◆ What the task requires: Only lines containing the word "feeling" belong in the answer; copy each one from the records.

────────────────────

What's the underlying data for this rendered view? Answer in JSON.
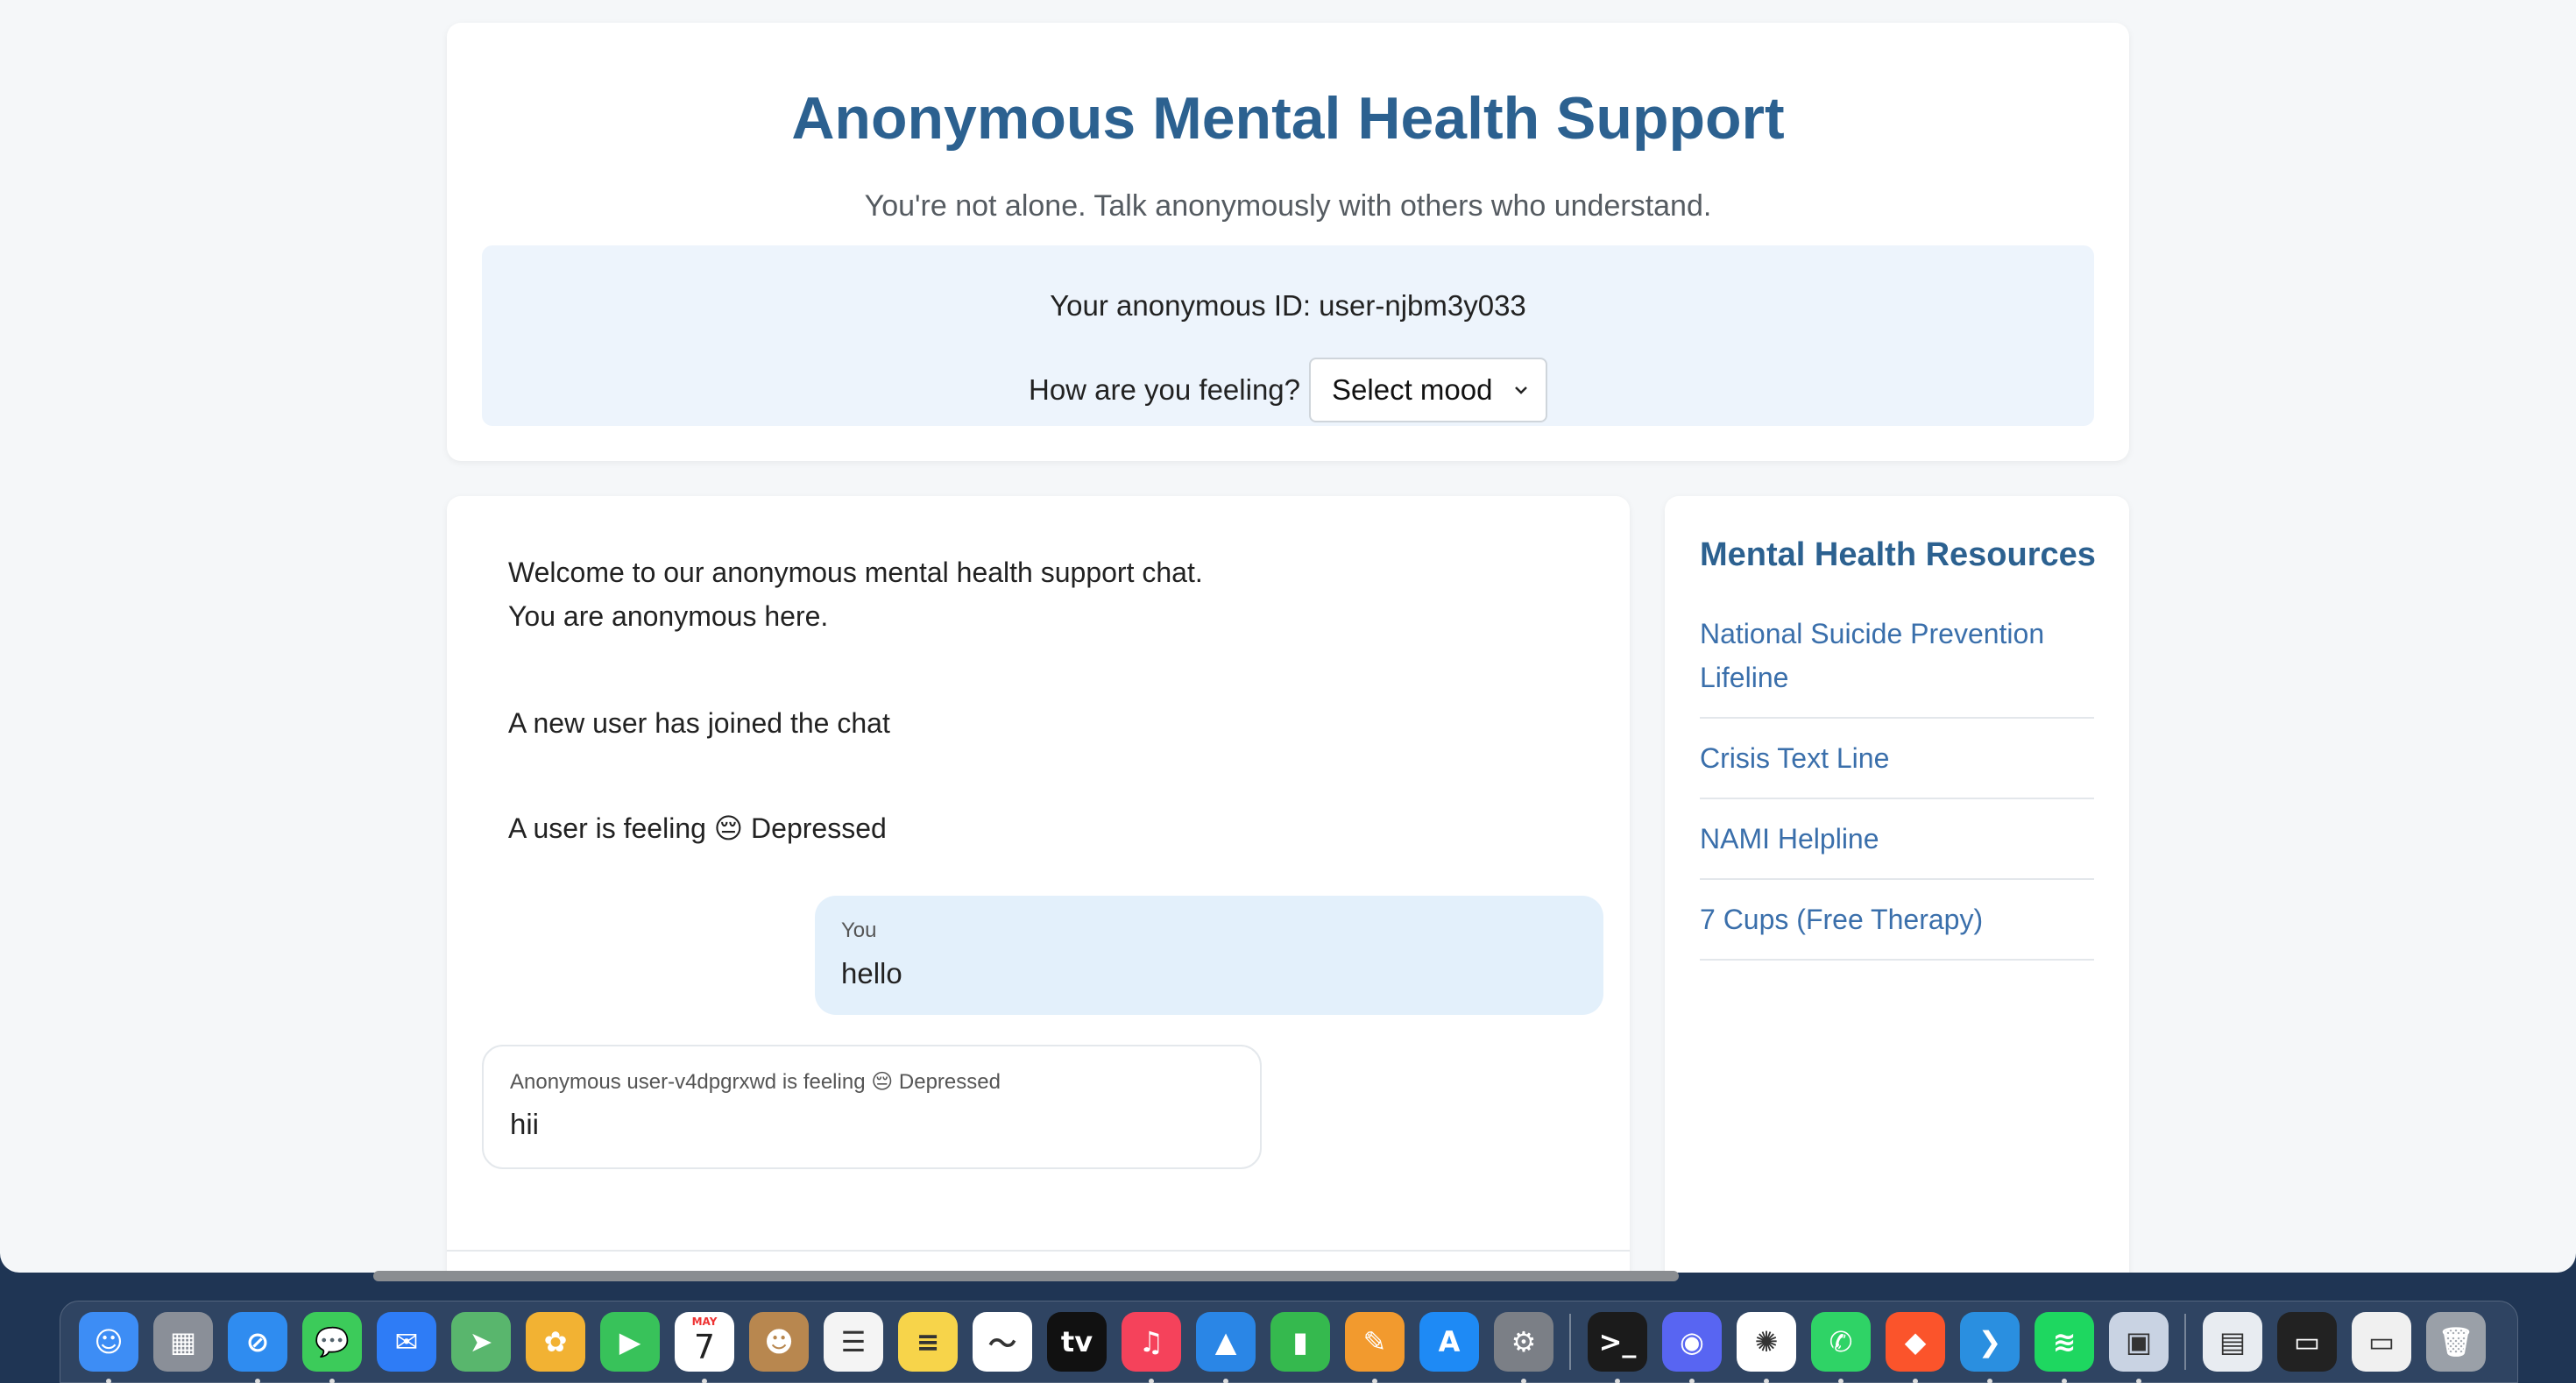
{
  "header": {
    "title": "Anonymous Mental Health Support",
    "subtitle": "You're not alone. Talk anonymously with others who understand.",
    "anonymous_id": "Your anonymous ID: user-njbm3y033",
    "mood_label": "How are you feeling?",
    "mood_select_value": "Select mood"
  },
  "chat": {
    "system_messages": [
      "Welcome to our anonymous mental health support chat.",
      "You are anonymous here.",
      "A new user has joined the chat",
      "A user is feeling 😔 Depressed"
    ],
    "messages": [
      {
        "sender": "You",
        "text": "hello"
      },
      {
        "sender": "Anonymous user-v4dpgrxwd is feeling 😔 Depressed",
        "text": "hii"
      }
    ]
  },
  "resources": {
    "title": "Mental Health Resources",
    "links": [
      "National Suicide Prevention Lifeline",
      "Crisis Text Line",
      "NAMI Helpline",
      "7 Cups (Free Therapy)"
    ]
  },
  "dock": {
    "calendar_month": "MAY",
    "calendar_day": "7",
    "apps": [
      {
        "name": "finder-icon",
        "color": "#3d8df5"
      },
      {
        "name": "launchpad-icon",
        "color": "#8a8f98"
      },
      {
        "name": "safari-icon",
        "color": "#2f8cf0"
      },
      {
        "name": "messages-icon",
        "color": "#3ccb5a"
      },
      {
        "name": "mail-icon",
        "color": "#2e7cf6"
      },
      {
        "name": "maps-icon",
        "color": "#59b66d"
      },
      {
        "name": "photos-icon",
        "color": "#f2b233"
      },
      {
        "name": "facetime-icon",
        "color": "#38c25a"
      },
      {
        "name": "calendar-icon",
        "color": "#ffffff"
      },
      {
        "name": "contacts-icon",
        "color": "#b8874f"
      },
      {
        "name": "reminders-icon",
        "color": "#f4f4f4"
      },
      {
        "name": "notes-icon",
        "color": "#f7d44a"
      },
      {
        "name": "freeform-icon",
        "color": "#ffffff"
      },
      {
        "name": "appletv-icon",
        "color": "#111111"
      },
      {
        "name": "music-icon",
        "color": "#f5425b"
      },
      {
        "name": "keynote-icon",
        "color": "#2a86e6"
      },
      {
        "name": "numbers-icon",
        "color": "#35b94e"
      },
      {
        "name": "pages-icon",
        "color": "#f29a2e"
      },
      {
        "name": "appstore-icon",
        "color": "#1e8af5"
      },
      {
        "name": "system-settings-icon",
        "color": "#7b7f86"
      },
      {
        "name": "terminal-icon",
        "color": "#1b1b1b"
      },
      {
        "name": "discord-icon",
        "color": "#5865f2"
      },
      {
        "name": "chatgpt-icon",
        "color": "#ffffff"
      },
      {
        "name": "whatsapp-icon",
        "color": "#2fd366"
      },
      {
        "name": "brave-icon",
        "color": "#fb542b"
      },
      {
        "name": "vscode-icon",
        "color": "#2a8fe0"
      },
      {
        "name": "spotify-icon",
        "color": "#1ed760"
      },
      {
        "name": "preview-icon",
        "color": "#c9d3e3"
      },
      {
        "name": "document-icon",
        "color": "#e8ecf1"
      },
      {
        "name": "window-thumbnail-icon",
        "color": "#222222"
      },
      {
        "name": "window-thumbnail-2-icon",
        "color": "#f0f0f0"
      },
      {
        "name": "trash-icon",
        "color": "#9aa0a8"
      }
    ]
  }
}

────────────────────

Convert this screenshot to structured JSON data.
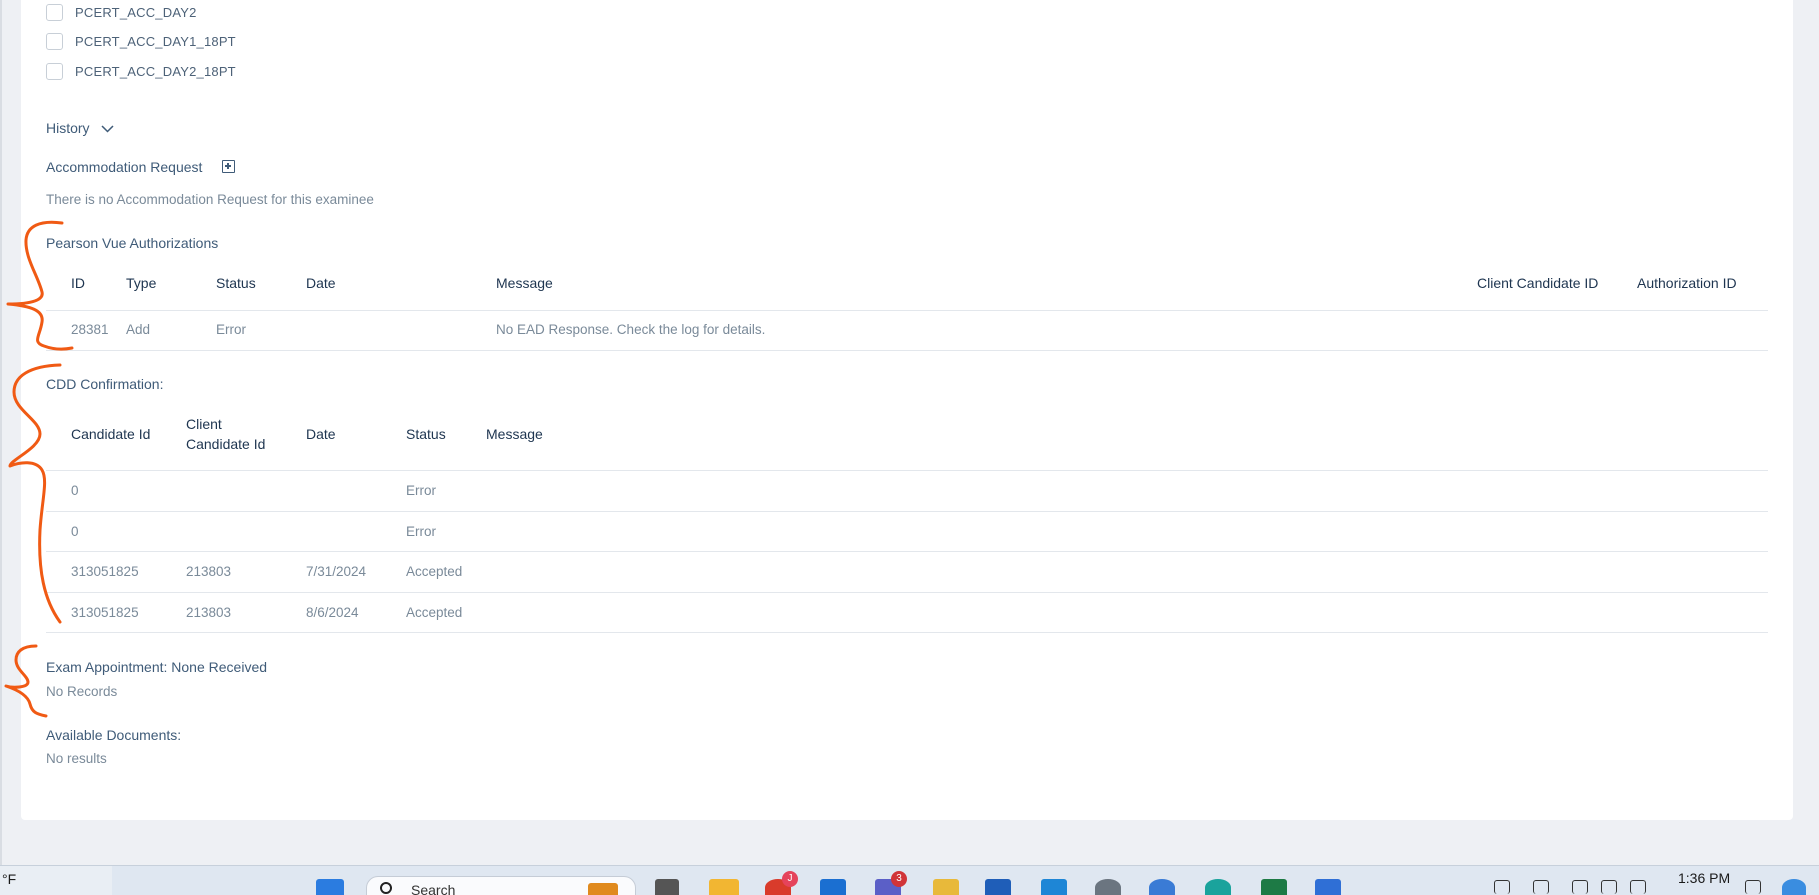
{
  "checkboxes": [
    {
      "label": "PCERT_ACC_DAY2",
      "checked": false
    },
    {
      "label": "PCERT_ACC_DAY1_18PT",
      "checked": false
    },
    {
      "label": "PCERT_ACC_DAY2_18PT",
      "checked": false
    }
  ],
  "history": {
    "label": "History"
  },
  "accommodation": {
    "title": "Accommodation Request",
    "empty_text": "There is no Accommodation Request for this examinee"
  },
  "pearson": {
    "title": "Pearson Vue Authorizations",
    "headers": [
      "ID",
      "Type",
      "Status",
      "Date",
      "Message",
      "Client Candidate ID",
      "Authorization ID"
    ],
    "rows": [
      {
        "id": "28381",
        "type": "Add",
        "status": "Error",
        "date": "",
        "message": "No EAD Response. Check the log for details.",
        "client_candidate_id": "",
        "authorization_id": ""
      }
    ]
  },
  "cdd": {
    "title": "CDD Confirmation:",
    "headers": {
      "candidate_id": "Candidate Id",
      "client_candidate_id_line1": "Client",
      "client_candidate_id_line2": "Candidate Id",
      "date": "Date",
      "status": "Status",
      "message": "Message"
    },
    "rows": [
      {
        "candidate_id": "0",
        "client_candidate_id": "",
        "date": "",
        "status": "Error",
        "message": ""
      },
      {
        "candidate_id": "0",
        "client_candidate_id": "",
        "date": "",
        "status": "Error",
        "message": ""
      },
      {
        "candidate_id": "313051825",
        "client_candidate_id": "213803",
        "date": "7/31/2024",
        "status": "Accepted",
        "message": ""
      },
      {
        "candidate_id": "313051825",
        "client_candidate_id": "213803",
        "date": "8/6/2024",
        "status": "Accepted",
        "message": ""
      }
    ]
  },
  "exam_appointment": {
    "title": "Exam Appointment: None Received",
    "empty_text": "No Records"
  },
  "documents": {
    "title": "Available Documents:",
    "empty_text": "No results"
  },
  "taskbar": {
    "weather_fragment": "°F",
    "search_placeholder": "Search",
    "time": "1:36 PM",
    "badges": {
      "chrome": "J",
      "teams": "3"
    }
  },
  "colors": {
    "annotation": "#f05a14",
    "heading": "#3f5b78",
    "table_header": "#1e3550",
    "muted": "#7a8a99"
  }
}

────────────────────

◆ Expected answer:
    "mood_label": "How are you feeling?",
      "A user is feeling 😔 Depressed"
        "sender": "Anonymous user-v4dpgrxwd is feeling 😔 Depressed",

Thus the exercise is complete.